## [TASK TO COMPLETE]
Every record that follows should be copied exactly. No picture belongs in the copy.
*** AVAILABLE DATA Section Begins ***
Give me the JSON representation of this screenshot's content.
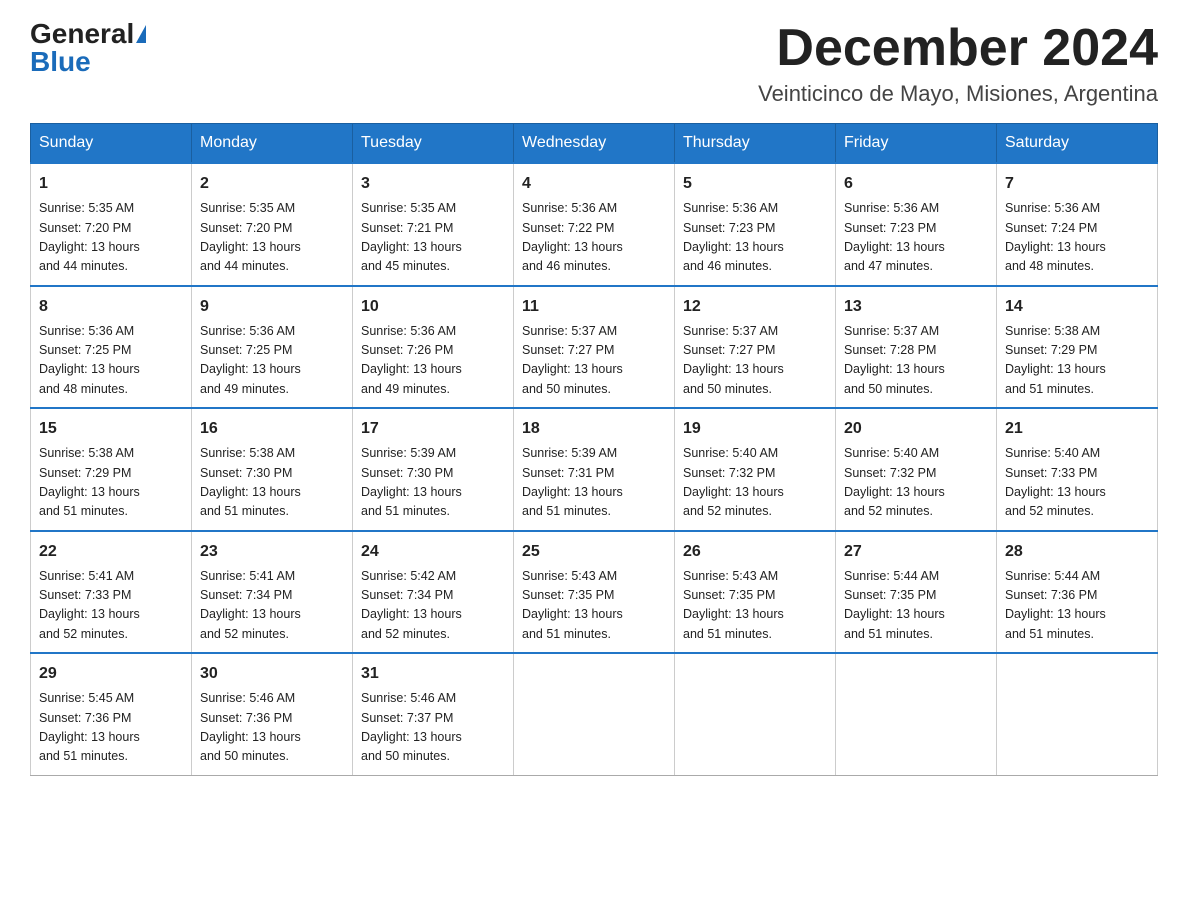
{
  "logo": {
    "general": "General",
    "blue": "Blue"
  },
  "title": "December 2024",
  "subtitle": "Veinticinco de Mayo, Misiones, Argentina",
  "headers": [
    "Sunday",
    "Monday",
    "Tuesday",
    "Wednesday",
    "Thursday",
    "Friday",
    "Saturday"
  ],
  "weeks": [
    [
      {
        "day": "1",
        "sunrise": "Sunrise: 5:35 AM",
        "sunset": "Sunset: 7:20 PM",
        "daylight": "Daylight: 13 hours",
        "daylight2": "and 44 minutes."
      },
      {
        "day": "2",
        "sunrise": "Sunrise: 5:35 AM",
        "sunset": "Sunset: 7:20 PM",
        "daylight": "Daylight: 13 hours",
        "daylight2": "and 44 minutes."
      },
      {
        "day": "3",
        "sunrise": "Sunrise: 5:35 AM",
        "sunset": "Sunset: 7:21 PM",
        "daylight": "Daylight: 13 hours",
        "daylight2": "and 45 minutes."
      },
      {
        "day": "4",
        "sunrise": "Sunrise: 5:36 AM",
        "sunset": "Sunset: 7:22 PM",
        "daylight": "Daylight: 13 hours",
        "daylight2": "and 46 minutes."
      },
      {
        "day": "5",
        "sunrise": "Sunrise: 5:36 AM",
        "sunset": "Sunset: 7:23 PM",
        "daylight": "Daylight: 13 hours",
        "daylight2": "and 46 minutes."
      },
      {
        "day": "6",
        "sunrise": "Sunrise: 5:36 AM",
        "sunset": "Sunset: 7:23 PM",
        "daylight": "Daylight: 13 hours",
        "daylight2": "and 47 minutes."
      },
      {
        "day": "7",
        "sunrise": "Sunrise: 5:36 AM",
        "sunset": "Sunset: 7:24 PM",
        "daylight": "Daylight: 13 hours",
        "daylight2": "and 48 minutes."
      }
    ],
    [
      {
        "day": "8",
        "sunrise": "Sunrise: 5:36 AM",
        "sunset": "Sunset: 7:25 PM",
        "daylight": "Daylight: 13 hours",
        "daylight2": "and 48 minutes."
      },
      {
        "day": "9",
        "sunrise": "Sunrise: 5:36 AM",
        "sunset": "Sunset: 7:25 PM",
        "daylight": "Daylight: 13 hours",
        "daylight2": "and 49 minutes."
      },
      {
        "day": "10",
        "sunrise": "Sunrise: 5:36 AM",
        "sunset": "Sunset: 7:26 PM",
        "daylight": "Daylight: 13 hours",
        "daylight2": "and 49 minutes."
      },
      {
        "day": "11",
        "sunrise": "Sunrise: 5:37 AM",
        "sunset": "Sunset: 7:27 PM",
        "daylight": "Daylight: 13 hours",
        "daylight2": "and 50 minutes."
      },
      {
        "day": "12",
        "sunrise": "Sunrise: 5:37 AM",
        "sunset": "Sunset: 7:27 PM",
        "daylight": "Daylight: 13 hours",
        "daylight2": "and 50 minutes."
      },
      {
        "day": "13",
        "sunrise": "Sunrise: 5:37 AM",
        "sunset": "Sunset: 7:28 PM",
        "daylight": "Daylight: 13 hours",
        "daylight2": "and 50 minutes."
      },
      {
        "day": "14",
        "sunrise": "Sunrise: 5:38 AM",
        "sunset": "Sunset: 7:29 PM",
        "daylight": "Daylight: 13 hours",
        "daylight2": "and 51 minutes."
      }
    ],
    [
      {
        "day": "15",
        "sunrise": "Sunrise: 5:38 AM",
        "sunset": "Sunset: 7:29 PM",
        "daylight": "Daylight: 13 hours",
        "daylight2": "and 51 minutes."
      },
      {
        "day": "16",
        "sunrise": "Sunrise: 5:38 AM",
        "sunset": "Sunset: 7:30 PM",
        "daylight": "Daylight: 13 hours",
        "daylight2": "and 51 minutes."
      },
      {
        "day": "17",
        "sunrise": "Sunrise: 5:39 AM",
        "sunset": "Sunset: 7:30 PM",
        "daylight": "Daylight: 13 hours",
        "daylight2": "and 51 minutes."
      },
      {
        "day": "18",
        "sunrise": "Sunrise: 5:39 AM",
        "sunset": "Sunset: 7:31 PM",
        "daylight": "Daylight: 13 hours",
        "daylight2": "and 51 minutes."
      },
      {
        "day": "19",
        "sunrise": "Sunrise: 5:40 AM",
        "sunset": "Sunset: 7:32 PM",
        "daylight": "Daylight: 13 hours",
        "daylight2": "and 52 minutes."
      },
      {
        "day": "20",
        "sunrise": "Sunrise: 5:40 AM",
        "sunset": "Sunset: 7:32 PM",
        "daylight": "Daylight: 13 hours",
        "daylight2": "and 52 minutes."
      },
      {
        "day": "21",
        "sunrise": "Sunrise: 5:40 AM",
        "sunset": "Sunset: 7:33 PM",
        "daylight": "Daylight: 13 hours",
        "daylight2": "and 52 minutes."
      }
    ],
    [
      {
        "day": "22",
        "sunrise": "Sunrise: 5:41 AM",
        "sunset": "Sunset: 7:33 PM",
        "daylight": "Daylight: 13 hours",
        "daylight2": "and 52 minutes."
      },
      {
        "day": "23",
        "sunrise": "Sunrise: 5:41 AM",
        "sunset": "Sunset: 7:34 PM",
        "daylight": "Daylight: 13 hours",
        "daylight2": "and 52 minutes."
      },
      {
        "day": "24",
        "sunrise": "Sunrise: 5:42 AM",
        "sunset": "Sunset: 7:34 PM",
        "daylight": "Daylight: 13 hours",
        "daylight2": "and 52 minutes."
      },
      {
        "day": "25",
        "sunrise": "Sunrise: 5:43 AM",
        "sunset": "Sunset: 7:35 PM",
        "daylight": "Daylight: 13 hours",
        "daylight2": "and 51 minutes."
      },
      {
        "day": "26",
        "sunrise": "Sunrise: 5:43 AM",
        "sunset": "Sunset: 7:35 PM",
        "daylight": "Daylight: 13 hours",
        "daylight2": "and 51 minutes."
      },
      {
        "day": "27",
        "sunrise": "Sunrise: 5:44 AM",
        "sunset": "Sunset: 7:35 PM",
        "daylight": "Daylight: 13 hours",
        "daylight2": "and 51 minutes."
      },
      {
        "day": "28",
        "sunrise": "Sunrise: 5:44 AM",
        "sunset": "Sunset: 7:36 PM",
        "daylight": "Daylight: 13 hours",
        "daylight2": "and 51 minutes."
      }
    ],
    [
      {
        "day": "29",
        "sunrise": "Sunrise: 5:45 AM",
        "sunset": "Sunset: 7:36 PM",
        "daylight": "Daylight: 13 hours",
        "daylight2": "and 51 minutes."
      },
      {
        "day": "30",
        "sunrise": "Sunrise: 5:46 AM",
        "sunset": "Sunset: 7:36 PM",
        "daylight": "Daylight: 13 hours",
        "daylight2": "and 50 minutes."
      },
      {
        "day": "31",
        "sunrise": "Sunrise: 5:46 AM",
        "sunset": "Sunset: 7:37 PM",
        "daylight": "Daylight: 13 hours",
        "daylight2": "and 50 minutes."
      },
      null,
      null,
      null,
      null
    ]
  ]
}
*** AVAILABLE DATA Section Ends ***
## [EXERCISE SOLUTION]
Give me the JSON representation of this screenshot's content.
{
  "logo": {
    "general": "General",
    "blue": "Blue"
  },
  "title": "December 2024",
  "subtitle": "Veinticinco de Mayo, Misiones, Argentina",
  "headers": [
    "Sunday",
    "Monday",
    "Tuesday",
    "Wednesday",
    "Thursday",
    "Friday",
    "Saturday"
  ],
  "weeks": [
    [
      {
        "day": "1",
        "sunrise": "Sunrise: 5:35 AM",
        "sunset": "Sunset: 7:20 PM",
        "daylight": "Daylight: 13 hours",
        "daylight2": "and 44 minutes."
      },
      {
        "day": "2",
        "sunrise": "Sunrise: 5:35 AM",
        "sunset": "Sunset: 7:20 PM",
        "daylight": "Daylight: 13 hours",
        "daylight2": "and 44 minutes."
      },
      {
        "day": "3",
        "sunrise": "Sunrise: 5:35 AM",
        "sunset": "Sunset: 7:21 PM",
        "daylight": "Daylight: 13 hours",
        "daylight2": "and 45 minutes."
      },
      {
        "day": "4",
        "sunrise": "Sunrise: 5:36 AM",
        "sunset": "Sunset: 7:22 PM",
        "daylight": "Daylight: 13 hours",
        "daylight2": "and 46 minutes."
      },
      {
        "day": "5",
        "sunrise": "Sunrise: 5:36 AM",
        "sunset": "Sunset: 7:23 PM",
        "daylight": "Daylight: 13 hours",
        "daylight2": "and 46 minutes."
      },
      {
        "day": "6",
        "sunrise": "Sunrise: 5:36 AM",
        "sunset": "Sunset: 7:23 PM",
        "daylight": "Daylight: 13 hours",
        "daylight2": "and 47 minutes."
      },
      {
        "day": "7",
        "sunrise": "Sunrise: 5:36 AM",
        "sunset": "Sunset: 7:24 PM",
        "daylight": "Daylight: 13 hours",
        "daylight2": "and 48 minutes."
      }
    ],
    [
      {
        "day": "8",
        "sunrise": "Sunrise: 5:36 AM",
        "sunset": "Sunset: 7:25 PM",
        "daylight": "Daylight: 13 hours",
        "daylight2": "and 48 minutes."
      },
      {
        "day": "9",
        "sunrise": "Sunrise: 5:36 AM",
        "sunset": "Sunset: 7:25 PM",
        "daylight": "Daylight: 13 hours",
        "daylight2": "and 49 minutes."
      },
      {
        "day": "10",
        "sunrise": "Sunrise: 5:36 AM",
        "sunset": "Sunset: 7:26 PM",
        "daylight": "Daylight: 13 hours",
        "daylight2": "and 49 minutes."
      },
      {
        "day": "11",
        "sunrise": "Sunrise: 5:37 AM",
        "sunset": "Sunset: 7:27 PM",
        "daylight": "Daylight: 13 hours",
        "daylight2": "and 50 minutes."
      },
      {
        "day": "12",
        "sunrise": "Sunrise: 5:37 AM",
        "sunset": "Sunset: 7:27 PM",
        "daylight": "Daylight: 13 hours",
        "daylight2": "and 50 minutes."
      },
      {
        "day": "13",
        "sunrise": "Sunrise: 5:37 AM",
        "sunset": "Sunset: 7:28 PM",
        "daylight": "Daylight: 13 hours",
        "daylight2": "and 50 minutes."
      },
      {
        "day": "14",
        "sunrise": "Sunrise: 5:38 AM",
        "sunset": "Sunset: 7:29 PM",
        "daylight": "Daylight: 13 hours",
        "daylight2": "and 51 minutes."
      }
    ],
    [
      {
        "day": "15",
        "sunrise": "Sunrise: 5:38 AM",
        "sunset": "Sunset: 7:29 PM",
        "daylight": "Daylight: 13 hours",
        "daylight2": "and 51 minutes."
      },
      {
        "day": "16",
        "sunrise": "Sunrise: 5:38 AM",
        "sunset": "Sunset: 7:30 PM",
        "daylight": "Daylight: 13 hours",
        "daylight2": "and 51 minutes."
      },
      {
        "day": "17",
        "sunrise": "Sunrise: 5:39 AM",
        "sunset": "Sunset: 7:30 PM",
        "daylight": "Daylight: 13 hours",
        "daylight2": "and 51 minutes."
      },
      {
        "day": "18",
        "sunrise": "Sunrise: 5:39 AM",
        "sunset": "Sunset: 7:31 PM",
        "daylight": "Daylight: 13 hours",
        "daylight2": "and 51 minutes."
      },
      {
        "day": "19",
        "sunrise": "Sunrise: 5:40 AM",
        "sunset": "Sunset: 7:32 PM",
        "daylight": "Daylight: 13 hours",
        "daylight2": "and 52 minutes."
      },
      {
        "day": "20",
        "sunrise": "Sunrise: 5:40 AM",
        "sunset": "Sunset: 7:32 PM",
        "daylight": "Daylight: 13 hours",
        "daylight2": "and 52 minutes."
      },
      {
        "day": "21",
        "sunrise": "Sunrise: 5:40 AM",
        "sunset": "Sunset: 7:33 PM",
        "daylight": "Daylight: 13 hours",
        "daylight2": "and 52 minutes."
      }
    ],
    [
      {
        "day": "22",
        "sunrise": "Sunrise: 5:41 AM",
        "sunset": "Sunset: 7:33 PM",
        "daylight": "Daylight: 13 hours",
        "daylight2": "and 52 minutes."
      },
      {
        "day": "23",
        "sunrise": "Sunrise: 5:41 AM",
        "sunset": "Sunset: 7:34 PM",
        "daylight": "Daylight: 13 hours",
        "daylight2": "and 52 minutes."
      },
      {
        "day": "24",
        "sunrise": "Sunrise: 5:42 AM",
        "sunset": "Sunset: 7:34 PM",
        "daylight": "Daylight: 13 hours",
        "daylight2": "and 52 minutes."
      },
      {
        "day": "25",
        "sunrise": "Sunrise: 5:43 AM",
        "sunset": "Sunset: 7:35 PM",
        "daylight": "Daylight: 13 hours",
        "daylight2": "and 51 minutes."
      },
      {
        "day": "26",
        "sunrise": "Sunrise: 5:43 AM",
        "sunset": "Sunset: 7:35 PM",
        "daylight": "Daylight: 13 hours",
        "daylight2": "and 51 minutes."
      },
      {
        "day": "27",
        "sunrise": "Sunrise: 5:44 AM",
        "sunset": "Sunset: 7:35 PM",
        "daylight": "Daylight: 13 hours",
        "daylight2": "and 51 minutes."
      },
      {
        "day": "28",
        "sunrise": "Sunrise: 5:44 AM",
        "sunset": "Sunset: 7:36 PM",
        "daylight": "Daylight: 13 hours",
        "daylight2": "and 51 minutes."
      }
    ],
    [
      {
        "day": "29",
        "sunrise": "Sunrise: 5:45 AM",
        "sunset": "Sunset: 7:36 PM",
        "daylight": "Daylight: 13 hours",
        "daylight2": "and 51 minutes."
      },
      {
        "day": "30",
        "sunrise": "Sunrise: 5:46 AM",
        "sunset": "Sunset: 7:36 PM",
        "daylight": "Daylight: 13 hours",
        "daylight2": "and 50 minutes."
      },
      {
        "day": "31",
        "sunrise": "Sunrise: 5:46 AM",
        "sunset": "Sunset: 7:37 PM",
        "daylight": "Daylight: 13 hours",
        "daylight2": "and 50 minutes."
      },
      null,
      null,
      null,
      null
    ]
  ]
}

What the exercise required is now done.